**Dataset records:**
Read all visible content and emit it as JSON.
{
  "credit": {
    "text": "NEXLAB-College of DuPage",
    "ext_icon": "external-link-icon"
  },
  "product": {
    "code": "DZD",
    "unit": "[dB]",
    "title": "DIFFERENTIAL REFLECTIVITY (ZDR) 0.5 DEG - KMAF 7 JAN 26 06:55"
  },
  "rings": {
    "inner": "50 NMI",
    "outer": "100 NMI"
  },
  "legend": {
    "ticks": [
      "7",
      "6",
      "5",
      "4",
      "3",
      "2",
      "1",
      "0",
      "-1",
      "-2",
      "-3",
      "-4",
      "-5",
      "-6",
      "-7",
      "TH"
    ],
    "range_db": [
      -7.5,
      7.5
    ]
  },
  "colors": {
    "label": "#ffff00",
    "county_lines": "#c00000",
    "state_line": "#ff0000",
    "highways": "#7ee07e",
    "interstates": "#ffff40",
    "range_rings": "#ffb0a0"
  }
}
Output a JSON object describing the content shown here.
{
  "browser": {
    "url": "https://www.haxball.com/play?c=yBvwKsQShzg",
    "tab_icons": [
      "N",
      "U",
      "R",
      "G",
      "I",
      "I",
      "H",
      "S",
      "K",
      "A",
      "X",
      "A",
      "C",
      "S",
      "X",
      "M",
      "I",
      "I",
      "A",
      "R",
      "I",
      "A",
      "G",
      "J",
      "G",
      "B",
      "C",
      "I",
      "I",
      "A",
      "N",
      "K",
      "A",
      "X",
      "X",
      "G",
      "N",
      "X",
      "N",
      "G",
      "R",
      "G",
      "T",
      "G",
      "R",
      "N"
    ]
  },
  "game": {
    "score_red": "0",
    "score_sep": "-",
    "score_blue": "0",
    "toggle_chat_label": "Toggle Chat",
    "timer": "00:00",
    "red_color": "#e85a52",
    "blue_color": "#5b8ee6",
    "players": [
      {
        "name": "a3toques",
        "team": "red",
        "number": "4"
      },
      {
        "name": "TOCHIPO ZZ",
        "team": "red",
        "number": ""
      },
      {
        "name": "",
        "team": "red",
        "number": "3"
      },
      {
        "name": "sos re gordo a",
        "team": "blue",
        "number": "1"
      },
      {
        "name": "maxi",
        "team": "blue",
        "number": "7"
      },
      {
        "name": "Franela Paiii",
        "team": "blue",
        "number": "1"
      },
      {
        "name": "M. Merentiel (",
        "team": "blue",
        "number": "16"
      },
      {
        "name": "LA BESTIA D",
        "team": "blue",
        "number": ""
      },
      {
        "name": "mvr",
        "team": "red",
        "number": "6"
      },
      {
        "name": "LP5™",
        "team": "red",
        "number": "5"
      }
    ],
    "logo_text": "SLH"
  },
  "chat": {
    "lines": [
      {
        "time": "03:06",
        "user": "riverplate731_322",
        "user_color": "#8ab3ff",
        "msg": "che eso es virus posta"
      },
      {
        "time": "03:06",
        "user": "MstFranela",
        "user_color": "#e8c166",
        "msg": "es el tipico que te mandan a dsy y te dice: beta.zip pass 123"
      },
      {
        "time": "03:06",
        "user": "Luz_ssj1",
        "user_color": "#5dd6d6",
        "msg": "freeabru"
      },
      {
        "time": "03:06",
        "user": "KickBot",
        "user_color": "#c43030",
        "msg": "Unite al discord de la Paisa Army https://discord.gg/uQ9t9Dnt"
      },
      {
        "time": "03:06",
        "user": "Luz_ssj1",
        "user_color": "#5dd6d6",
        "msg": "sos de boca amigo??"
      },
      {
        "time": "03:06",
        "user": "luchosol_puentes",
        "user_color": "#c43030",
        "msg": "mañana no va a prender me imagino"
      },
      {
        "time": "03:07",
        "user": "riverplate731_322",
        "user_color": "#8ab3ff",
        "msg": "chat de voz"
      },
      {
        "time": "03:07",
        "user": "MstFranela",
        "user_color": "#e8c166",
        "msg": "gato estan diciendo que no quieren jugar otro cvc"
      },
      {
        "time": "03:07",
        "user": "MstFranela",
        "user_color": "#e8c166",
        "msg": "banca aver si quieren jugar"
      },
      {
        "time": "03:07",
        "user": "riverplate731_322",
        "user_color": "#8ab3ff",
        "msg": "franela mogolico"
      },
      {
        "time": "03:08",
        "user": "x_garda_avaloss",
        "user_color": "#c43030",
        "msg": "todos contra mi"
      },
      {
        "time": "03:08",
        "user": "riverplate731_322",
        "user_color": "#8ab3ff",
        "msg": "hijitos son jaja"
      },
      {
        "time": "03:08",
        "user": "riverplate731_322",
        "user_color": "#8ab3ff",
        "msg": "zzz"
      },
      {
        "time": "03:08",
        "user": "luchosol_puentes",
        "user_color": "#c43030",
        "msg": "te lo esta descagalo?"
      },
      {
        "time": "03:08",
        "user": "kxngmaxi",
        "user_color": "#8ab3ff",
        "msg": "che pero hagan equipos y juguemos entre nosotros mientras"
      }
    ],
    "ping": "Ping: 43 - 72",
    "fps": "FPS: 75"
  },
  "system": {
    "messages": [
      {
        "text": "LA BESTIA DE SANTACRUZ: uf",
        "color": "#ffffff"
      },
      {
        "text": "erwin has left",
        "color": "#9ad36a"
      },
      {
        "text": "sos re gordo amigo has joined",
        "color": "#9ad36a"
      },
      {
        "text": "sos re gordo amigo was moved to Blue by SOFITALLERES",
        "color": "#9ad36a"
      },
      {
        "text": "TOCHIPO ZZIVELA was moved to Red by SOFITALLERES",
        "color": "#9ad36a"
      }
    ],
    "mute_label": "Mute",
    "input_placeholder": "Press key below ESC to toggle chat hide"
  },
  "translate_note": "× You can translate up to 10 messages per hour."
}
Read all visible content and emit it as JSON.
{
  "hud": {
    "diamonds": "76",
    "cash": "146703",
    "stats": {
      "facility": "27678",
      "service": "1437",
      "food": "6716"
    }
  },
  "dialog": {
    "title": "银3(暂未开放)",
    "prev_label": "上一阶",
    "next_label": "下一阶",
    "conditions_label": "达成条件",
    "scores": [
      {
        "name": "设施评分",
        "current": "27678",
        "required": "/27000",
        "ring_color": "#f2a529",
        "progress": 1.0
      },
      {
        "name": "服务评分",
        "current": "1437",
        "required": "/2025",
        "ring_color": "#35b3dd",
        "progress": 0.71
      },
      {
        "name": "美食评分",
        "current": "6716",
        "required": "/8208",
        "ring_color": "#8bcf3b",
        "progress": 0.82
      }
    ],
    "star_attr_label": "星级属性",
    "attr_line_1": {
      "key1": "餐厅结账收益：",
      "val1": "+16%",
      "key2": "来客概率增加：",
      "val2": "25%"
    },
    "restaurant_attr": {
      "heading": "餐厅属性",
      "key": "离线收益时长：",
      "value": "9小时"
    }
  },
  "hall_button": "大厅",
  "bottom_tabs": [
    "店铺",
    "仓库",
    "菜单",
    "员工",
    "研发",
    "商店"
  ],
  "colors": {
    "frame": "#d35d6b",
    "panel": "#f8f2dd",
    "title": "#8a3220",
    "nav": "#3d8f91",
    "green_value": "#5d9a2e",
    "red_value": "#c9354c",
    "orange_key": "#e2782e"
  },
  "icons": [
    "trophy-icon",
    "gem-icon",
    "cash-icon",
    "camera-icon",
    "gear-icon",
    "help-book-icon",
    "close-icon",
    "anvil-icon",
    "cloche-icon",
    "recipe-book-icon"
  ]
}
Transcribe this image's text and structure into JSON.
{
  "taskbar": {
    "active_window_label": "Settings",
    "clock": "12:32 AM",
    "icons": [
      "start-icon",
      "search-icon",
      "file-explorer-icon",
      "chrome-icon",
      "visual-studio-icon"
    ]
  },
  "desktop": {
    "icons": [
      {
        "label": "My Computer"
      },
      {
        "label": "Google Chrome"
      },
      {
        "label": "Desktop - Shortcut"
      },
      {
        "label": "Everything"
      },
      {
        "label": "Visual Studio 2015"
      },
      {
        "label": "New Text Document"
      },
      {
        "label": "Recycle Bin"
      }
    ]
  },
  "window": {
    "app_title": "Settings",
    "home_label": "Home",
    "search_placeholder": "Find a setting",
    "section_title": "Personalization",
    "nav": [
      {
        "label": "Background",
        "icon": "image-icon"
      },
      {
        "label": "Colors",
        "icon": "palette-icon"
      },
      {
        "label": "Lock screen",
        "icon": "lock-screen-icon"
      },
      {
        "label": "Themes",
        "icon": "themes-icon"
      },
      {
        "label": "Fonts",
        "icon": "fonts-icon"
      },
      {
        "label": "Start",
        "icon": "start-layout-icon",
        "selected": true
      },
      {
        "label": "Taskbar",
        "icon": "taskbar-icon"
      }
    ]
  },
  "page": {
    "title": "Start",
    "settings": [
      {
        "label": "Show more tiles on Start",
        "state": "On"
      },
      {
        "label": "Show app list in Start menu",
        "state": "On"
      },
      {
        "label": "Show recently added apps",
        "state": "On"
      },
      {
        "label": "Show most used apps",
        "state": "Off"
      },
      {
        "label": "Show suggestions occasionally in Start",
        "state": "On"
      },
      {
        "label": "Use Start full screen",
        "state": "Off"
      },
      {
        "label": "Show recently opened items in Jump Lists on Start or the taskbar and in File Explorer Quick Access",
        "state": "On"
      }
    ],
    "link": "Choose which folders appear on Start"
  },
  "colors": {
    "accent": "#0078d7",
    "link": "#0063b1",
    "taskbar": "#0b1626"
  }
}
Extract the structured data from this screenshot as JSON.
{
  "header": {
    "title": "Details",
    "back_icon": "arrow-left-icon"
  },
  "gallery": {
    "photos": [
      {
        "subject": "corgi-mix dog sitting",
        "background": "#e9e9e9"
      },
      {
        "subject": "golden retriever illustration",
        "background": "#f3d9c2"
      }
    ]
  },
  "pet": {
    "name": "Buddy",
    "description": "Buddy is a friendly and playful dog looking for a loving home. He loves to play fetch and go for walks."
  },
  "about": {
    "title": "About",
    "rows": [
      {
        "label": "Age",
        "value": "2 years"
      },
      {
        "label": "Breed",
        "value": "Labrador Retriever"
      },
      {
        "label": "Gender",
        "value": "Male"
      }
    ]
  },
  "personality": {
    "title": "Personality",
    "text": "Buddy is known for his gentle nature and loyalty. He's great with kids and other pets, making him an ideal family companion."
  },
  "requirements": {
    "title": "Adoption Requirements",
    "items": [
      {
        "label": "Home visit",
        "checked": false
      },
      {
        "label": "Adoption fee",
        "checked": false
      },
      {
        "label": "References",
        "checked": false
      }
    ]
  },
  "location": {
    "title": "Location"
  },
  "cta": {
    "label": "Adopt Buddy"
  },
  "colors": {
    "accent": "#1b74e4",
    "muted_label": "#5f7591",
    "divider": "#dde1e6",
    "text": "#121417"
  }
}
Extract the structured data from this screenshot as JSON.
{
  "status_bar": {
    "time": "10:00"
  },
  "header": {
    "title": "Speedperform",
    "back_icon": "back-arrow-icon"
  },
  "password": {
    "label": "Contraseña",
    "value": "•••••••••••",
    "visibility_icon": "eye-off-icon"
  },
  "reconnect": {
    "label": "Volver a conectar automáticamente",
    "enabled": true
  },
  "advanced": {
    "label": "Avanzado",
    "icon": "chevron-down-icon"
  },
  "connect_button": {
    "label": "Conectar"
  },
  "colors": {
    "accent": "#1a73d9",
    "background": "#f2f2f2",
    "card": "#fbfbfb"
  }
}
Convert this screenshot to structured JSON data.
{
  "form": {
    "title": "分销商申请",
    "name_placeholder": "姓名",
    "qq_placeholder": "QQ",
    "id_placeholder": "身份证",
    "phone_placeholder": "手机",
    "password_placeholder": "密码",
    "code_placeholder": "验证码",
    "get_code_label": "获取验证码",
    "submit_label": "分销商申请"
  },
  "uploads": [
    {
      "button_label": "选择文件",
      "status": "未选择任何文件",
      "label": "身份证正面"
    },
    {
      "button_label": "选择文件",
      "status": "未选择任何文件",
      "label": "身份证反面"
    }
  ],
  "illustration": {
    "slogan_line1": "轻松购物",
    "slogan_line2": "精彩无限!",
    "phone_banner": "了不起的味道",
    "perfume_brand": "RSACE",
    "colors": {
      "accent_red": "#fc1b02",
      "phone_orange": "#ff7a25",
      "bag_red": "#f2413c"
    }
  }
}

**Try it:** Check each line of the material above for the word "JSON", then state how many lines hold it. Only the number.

**Exercise output:** 7